Qinga was seen in the award-winning play, Thank You for your Service, which he co-wrote, co-directed and performed in and which won the Best of Baxter Zabalaza Theatre Festival award in 2021. Buhle is a versatile artist who trained in dance and theatre stage practice, and he holds a certificate in Community Arts and Culture Development from the Northwest University.
Dunjwa is a graduate from New Africa Theatre Academy and Magnet Theatre and as a trainee in Magnet Theatre’s Fulltime Training and Job Creation programme he performed in productions such as Running with Goldfish, Gift-Wrapping the Sea, Heart of Redness, the award-winning Tree/Boom/Umthi and Thabo Mbeki and Other Nightmares.
Four Fathers: Bananas for the Baboons, is one of two plays selected from The Baxter Masambe Playlab, where a cohort of 10 creatives attended a four-month long, writing residency, which was held at The Baxter last year and which offered writers time, space, peer-to-peer mentoring and financial resources to create new work. It forms part of The Baxter’s Platform for Special Talent programme which is made possible by the City of Cape Town.
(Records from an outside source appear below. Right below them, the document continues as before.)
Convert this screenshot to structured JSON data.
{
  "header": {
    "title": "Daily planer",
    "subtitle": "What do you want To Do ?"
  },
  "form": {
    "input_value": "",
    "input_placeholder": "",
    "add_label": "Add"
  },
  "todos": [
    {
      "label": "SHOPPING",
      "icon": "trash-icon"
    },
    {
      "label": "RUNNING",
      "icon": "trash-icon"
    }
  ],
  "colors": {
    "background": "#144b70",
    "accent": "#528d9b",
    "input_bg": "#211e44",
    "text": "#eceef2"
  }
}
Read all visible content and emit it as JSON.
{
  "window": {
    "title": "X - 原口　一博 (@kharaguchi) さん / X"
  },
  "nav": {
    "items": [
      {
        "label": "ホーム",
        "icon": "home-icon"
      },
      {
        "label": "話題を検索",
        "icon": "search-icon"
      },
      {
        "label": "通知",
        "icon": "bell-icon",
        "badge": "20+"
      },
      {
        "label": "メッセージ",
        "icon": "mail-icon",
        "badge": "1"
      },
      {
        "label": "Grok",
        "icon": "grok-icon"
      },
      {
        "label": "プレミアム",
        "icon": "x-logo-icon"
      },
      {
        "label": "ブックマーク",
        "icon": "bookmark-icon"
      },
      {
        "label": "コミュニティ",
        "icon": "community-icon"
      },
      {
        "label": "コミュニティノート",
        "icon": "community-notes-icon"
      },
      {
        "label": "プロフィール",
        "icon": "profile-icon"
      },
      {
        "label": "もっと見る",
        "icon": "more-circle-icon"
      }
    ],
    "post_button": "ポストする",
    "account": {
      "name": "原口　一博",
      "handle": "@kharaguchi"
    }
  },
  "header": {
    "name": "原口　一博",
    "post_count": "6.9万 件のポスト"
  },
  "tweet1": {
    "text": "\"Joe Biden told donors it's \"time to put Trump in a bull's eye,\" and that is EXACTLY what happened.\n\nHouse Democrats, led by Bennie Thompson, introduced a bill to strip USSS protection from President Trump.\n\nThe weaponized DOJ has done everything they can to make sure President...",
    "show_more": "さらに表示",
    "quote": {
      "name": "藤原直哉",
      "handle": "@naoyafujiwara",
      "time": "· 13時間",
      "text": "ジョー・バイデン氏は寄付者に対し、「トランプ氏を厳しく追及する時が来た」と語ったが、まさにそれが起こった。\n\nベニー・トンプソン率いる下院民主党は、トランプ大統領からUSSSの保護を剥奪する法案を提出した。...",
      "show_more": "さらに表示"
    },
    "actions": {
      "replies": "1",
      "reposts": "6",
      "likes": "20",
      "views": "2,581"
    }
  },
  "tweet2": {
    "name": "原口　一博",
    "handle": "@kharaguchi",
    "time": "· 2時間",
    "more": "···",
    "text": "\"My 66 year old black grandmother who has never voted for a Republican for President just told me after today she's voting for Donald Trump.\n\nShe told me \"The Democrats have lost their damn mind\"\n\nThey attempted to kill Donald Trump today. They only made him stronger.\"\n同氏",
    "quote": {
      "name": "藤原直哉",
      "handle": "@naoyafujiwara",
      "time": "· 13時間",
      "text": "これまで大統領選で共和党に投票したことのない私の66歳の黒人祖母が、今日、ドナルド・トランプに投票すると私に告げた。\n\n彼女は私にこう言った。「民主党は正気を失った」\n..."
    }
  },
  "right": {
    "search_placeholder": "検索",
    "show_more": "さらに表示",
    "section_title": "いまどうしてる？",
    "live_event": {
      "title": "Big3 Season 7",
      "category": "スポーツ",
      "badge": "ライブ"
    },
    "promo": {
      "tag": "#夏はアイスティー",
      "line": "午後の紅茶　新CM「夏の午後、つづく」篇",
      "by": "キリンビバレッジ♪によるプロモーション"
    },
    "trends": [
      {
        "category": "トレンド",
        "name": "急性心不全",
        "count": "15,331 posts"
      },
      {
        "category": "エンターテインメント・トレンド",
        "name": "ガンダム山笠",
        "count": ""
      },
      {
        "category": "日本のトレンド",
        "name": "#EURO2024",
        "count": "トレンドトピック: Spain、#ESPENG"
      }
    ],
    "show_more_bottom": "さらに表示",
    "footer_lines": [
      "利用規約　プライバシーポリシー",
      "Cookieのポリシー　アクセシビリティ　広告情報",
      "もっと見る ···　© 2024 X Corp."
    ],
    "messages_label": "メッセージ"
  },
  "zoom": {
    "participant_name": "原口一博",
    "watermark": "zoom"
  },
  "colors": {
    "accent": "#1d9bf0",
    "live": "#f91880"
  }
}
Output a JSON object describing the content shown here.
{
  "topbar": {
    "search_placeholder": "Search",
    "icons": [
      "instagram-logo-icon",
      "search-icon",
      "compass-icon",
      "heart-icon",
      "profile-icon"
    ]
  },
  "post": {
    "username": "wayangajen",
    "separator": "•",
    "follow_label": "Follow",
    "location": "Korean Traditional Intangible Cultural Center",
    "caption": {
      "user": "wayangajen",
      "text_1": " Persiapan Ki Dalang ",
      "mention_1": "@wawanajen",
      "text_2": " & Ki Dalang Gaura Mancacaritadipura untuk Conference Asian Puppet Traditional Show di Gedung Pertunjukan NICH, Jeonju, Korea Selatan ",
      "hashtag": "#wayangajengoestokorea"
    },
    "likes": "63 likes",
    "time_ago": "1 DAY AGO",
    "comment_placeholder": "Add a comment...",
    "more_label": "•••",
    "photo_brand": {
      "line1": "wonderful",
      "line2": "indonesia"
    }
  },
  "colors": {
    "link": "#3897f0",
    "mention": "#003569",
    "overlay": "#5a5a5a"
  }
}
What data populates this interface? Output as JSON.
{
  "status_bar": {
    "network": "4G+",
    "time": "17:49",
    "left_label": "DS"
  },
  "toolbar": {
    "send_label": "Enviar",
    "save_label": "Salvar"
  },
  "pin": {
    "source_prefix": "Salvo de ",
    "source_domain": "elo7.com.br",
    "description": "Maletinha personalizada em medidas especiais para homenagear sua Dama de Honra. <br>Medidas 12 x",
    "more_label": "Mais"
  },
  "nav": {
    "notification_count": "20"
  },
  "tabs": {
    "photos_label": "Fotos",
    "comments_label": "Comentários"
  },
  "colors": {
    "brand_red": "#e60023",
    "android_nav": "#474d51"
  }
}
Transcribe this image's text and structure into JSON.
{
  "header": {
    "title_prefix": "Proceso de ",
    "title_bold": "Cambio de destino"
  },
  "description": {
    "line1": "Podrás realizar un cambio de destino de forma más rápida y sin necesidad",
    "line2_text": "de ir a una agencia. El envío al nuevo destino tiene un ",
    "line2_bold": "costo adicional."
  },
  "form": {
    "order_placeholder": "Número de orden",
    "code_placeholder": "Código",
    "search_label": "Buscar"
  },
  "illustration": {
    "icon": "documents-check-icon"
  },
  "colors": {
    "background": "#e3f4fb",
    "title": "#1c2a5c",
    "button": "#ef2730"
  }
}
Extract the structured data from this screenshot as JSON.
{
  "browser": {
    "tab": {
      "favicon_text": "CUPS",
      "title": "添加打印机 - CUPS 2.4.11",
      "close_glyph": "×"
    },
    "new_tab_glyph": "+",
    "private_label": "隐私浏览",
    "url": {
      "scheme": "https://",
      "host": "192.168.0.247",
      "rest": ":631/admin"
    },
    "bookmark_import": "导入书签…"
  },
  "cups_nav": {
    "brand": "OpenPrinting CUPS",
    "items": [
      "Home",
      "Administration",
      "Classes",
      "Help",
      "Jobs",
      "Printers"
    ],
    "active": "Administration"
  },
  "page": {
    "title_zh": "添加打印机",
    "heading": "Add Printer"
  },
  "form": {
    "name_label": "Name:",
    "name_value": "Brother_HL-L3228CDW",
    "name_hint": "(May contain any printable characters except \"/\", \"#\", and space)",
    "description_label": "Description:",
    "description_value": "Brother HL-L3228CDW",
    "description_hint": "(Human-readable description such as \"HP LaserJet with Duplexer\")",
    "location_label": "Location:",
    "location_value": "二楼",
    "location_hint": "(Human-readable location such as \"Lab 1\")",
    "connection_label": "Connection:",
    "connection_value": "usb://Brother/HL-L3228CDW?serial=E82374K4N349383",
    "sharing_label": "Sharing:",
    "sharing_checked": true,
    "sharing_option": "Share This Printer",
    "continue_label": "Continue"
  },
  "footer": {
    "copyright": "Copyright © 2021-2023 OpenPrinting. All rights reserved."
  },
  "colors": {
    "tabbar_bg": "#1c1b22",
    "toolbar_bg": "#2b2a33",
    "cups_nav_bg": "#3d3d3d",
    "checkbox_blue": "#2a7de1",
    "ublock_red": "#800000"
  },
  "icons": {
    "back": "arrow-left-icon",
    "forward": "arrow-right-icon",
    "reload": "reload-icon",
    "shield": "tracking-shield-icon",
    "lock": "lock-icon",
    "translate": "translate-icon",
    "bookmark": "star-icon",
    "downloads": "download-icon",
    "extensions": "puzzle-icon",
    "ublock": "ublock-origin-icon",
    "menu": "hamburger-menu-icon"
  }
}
Using different theatrical styles, the play follows two young boys who are on a quest to find their father and on their journey, they encounter surreal, ‘out of this world’ events that they never thought existed. They find themselves inside an exploration of South African history: a present visitation of the past as a contribution to improving the future. Their imagination takes them on a journey through three periods in time: the first 15 years of apartheid, from 1948 to the late 1960s; the 1906 Bambatha Rebellions and the Cattle Killing Movement of 1856, represented by Prophetess Nongqawuse.
The narrators of the play visit these three periods, to make sense of the current landscape and to learn from the past. At the core, they discover that men are at the forefront of these battles, begging the question: where are the fathers? And how has colonialism, with its offspring of apartheid and migrant labour, contributed to the absence of black fathers?
Set design is by Wayne Jacobs and Chris Spogter, lighting by Franky Steyn and costumes by Marisa Steenkamp, with music by Kitso Seti.
Performed in English, isXhosa and Zulu with English surtitles, Four Fathers: Bananas for the Baboons, runs at the Baxter Golden Arrow Studio, from 3 to 20 August 2022 at 7.30pm nightly, with Saturday matinees at 2.30pm. Tickets are R120 and booking is through Webtickets online at www.webtickets.co.za or at Pick n Pay stores. For discounted block or schools’ bookings, charities or fundraisers contact Carmen Kearns on email firstname.lastname@example.org or call 021 680 3993.